    The list of entries is verified by a language manager or, in case there is no language manager for the target language, by the Language Resources Manager of the UNDL Foundation. If approved, it is uploaded to the UNLarium, and the corresponding BRUNO project is open.
  3. Dictionary
    Entries become available, in the UNLarium, for all the registered users of a given language, in case of open projects, or for the approved candidates, in case of closed projects. Users are expected to provide all the morphological, syntactic and semantic information for each entry


Lexical Category
Whenever the lexical category for a given lemma is provided, check whether it is correct. If it is not correct, decline the entry and report the problem by clicking over the yellow triangle at the right of the main entry. If the lexical category is not provided, select the most likely category. Do not worry about homonyms: provide one single category for a given main entry.
Do not change the lemma. If it is not correct (i.e., if it is misspelled or cannot be considered to be a lexical unit), decline the entry and report the problem by clicking over the yellow triangle at the right of the main entry.
Provide as many UW's as necessary to each lemma, but do not include very rare or unusual cases. And check the order
the most likely senses must appear first.
Base Form
You have to worry about the base form only in case of multiword expressions 1) whose inflections cannot be formed by simple affixation or 2) which are discontinuous. In these cases, provide the corresponding composition rules.
Select AND TEST the inflectional paradigm that generates the inflections of the base form. Any errors here will be propagated to the dictionary, so be careful. And pay attention to the cases below:
  • LOCALIZED IRREGULARITY: if the word is mostly regular and its irregularity is localized in some few and specific rules (more than one possible plural for nouns, or defective verbs that are not used in a given person, for instance, but follow the general rules for all the others), assign the word to the corresponding paradigm and list, in the box "inflectional rules", its irregularities;
  • NON-EXISTING PARADIGM: if the word is regular or semi-regular (in the sense that there are several other words in the same case), and cannot be associated to any existing paradigm, press the button REQUEST A NEW PARADIGM and provide the corresponding details;
  • IRREGULAR WORDS: if the word is irregular (i.e., it has a quite unusual and specific morphological behavior), choose the option IRREGULAR and provide the corresponding inflectional rules.
Subcategorization is only required when the word REQUIRES a complement or a specifier (indirect transitive verbs that select an specific preposition, for instance). In this case, you have to inform the corresponding subcategorization frame.

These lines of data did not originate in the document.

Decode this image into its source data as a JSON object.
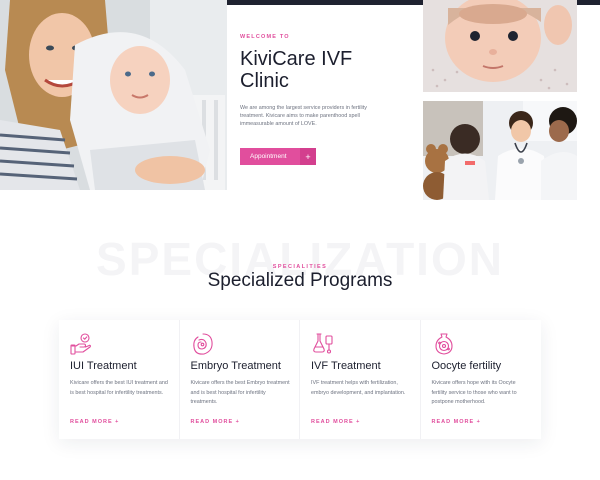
{
  "hero": {
    "eyebrow": "WELCOME TO",
    "title": "KiviCare IVF Clinic",
    "description": "We are among the largest service providers in fertility treatment. Kivicare aims to make parenthood spell immeasurable amount of LOVE.",
    "appointment_label": "Appointment",
    "appointment_icon": "plus-icon",
    "images": [
      "mother-with-baby-photo",
      "baby-lying-photo",
      "doctor-with-child-photo"
    ]
  },
  "section": {
    "watermark": "SPECIALIZATION",
    "eyebrow": "SPECIALITIES",
    "title": "Specialized Programs"
  },
  "cards": [
    {
      "icon": "iui-hands-icon",
      "title": "IUI Treatment",
      "description": "Kivicare offers the best IUI treatment and is best hospital for infertility treatments.",
      "link": "READ MORE +"
    },
    {
      "icon": "embryo-icon",
      "title": "Embryo Treatment",
      "description": "Kivicare offers the best Embryo treatment and is best hospital for infertility treatments.",
      "link": "READ MORE +"
    },
    {
      "icon": "ivf-lab-icon",
      "title": "IVF Treatment",
      "description": "IVF treatment helps with fertilization, embryo development, and implantation.",
      "link": "READ MORE +"
    },
    {
      "icon": "oocyte-icon",
      "title": "Oocyte fertility",
      "description": "Kivicare offers hope with its Oocyte fertility service to those who want to postpone motherhood.",
      "link": "READ MORE +"
    }
  ],
  "colors": {
    "accent": "#e14e9d",
    "accent_dark": "#d33f8e",
    "heading": "#1c1f2e",
    "body_text": "#6e7380",
    "topbar": "#1f2230"
  }
}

If the subcategorization frame is not available, press the button REQUEST A NEW SUBCATEGORIZATION FRAME and provide the corresponding details.

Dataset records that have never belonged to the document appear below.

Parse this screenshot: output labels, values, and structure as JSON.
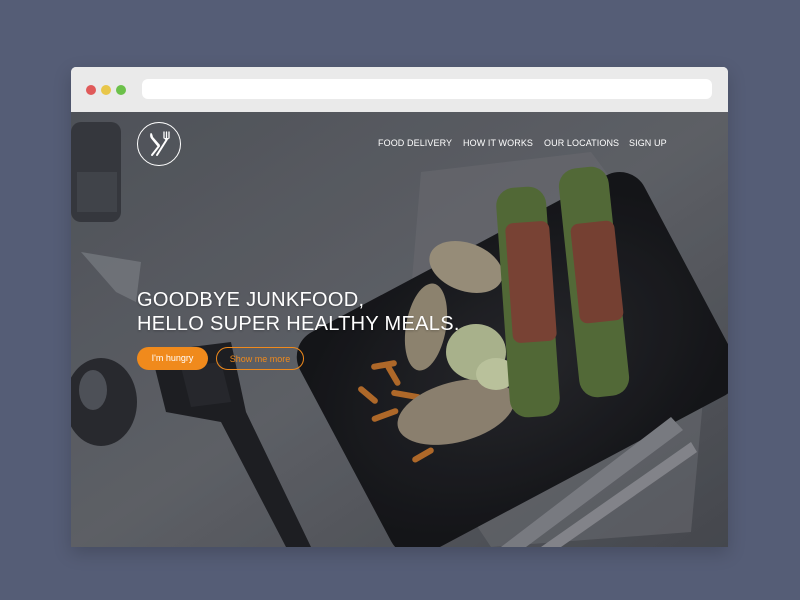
{
  "browser": {
    "controls": [
      "close",
      "minimize",
      "maximize"
    ]
  },
  "site": {
    "logo_icon": "fork-spoon-icon",
    "nav": [
      {
        "label": "FOOD DELIVERY"
      },
      {
        "label": "HOW IT WORKS"
      },
      {
        "label": "OUR LOCATIONS"
      },
      {
        "label": "SIGN UP"
      }
    ],
    "hero": {
      "headline_line1": "GOODBYE JUNKFOOD,",
      "headline_line2": "HELLO SUPER HEALTHY MEALS.",
      "primary_button": "I'm hungry",
      "secondary_button": "Show me more"
    }
  },
  "colors": {
    "accent": "#f08a1c",
    "background": "#555d76",
    "nav_text": "#ffffff"
  }
}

  1. This corpus can be either an existing reputable corpus or a new corpus compiled according to the criteria defined at NC.
  2. The frequency of use is not often informed by ordinary dictionaries but may be inferred from the several distributions of the same dictionary: basic, intermediate or advanced, for instance.
  3. There should be as many lemmas as different morphological behavior (part-of-speech, gender, number, inflections, etc.). The word "book", in English, should correspond to two lemmas: "book" as a noun, and "book" as a verb. Note that the many different meanings of "book" as a noun do not lead to different lemmas, because all of them have the same morphological behavior, i.e., are singular and make plural in -s. On the other hand, the noun "livre", in French, should correspond to two lemmas: "livre" as a noun masculine (= "book"), and "livre" as a noun feminine (= "pound"). This difference is not derived from the different meanings, but from the different morphological behavior: one is masculine and the other is feminine.
  4. See an example at [1]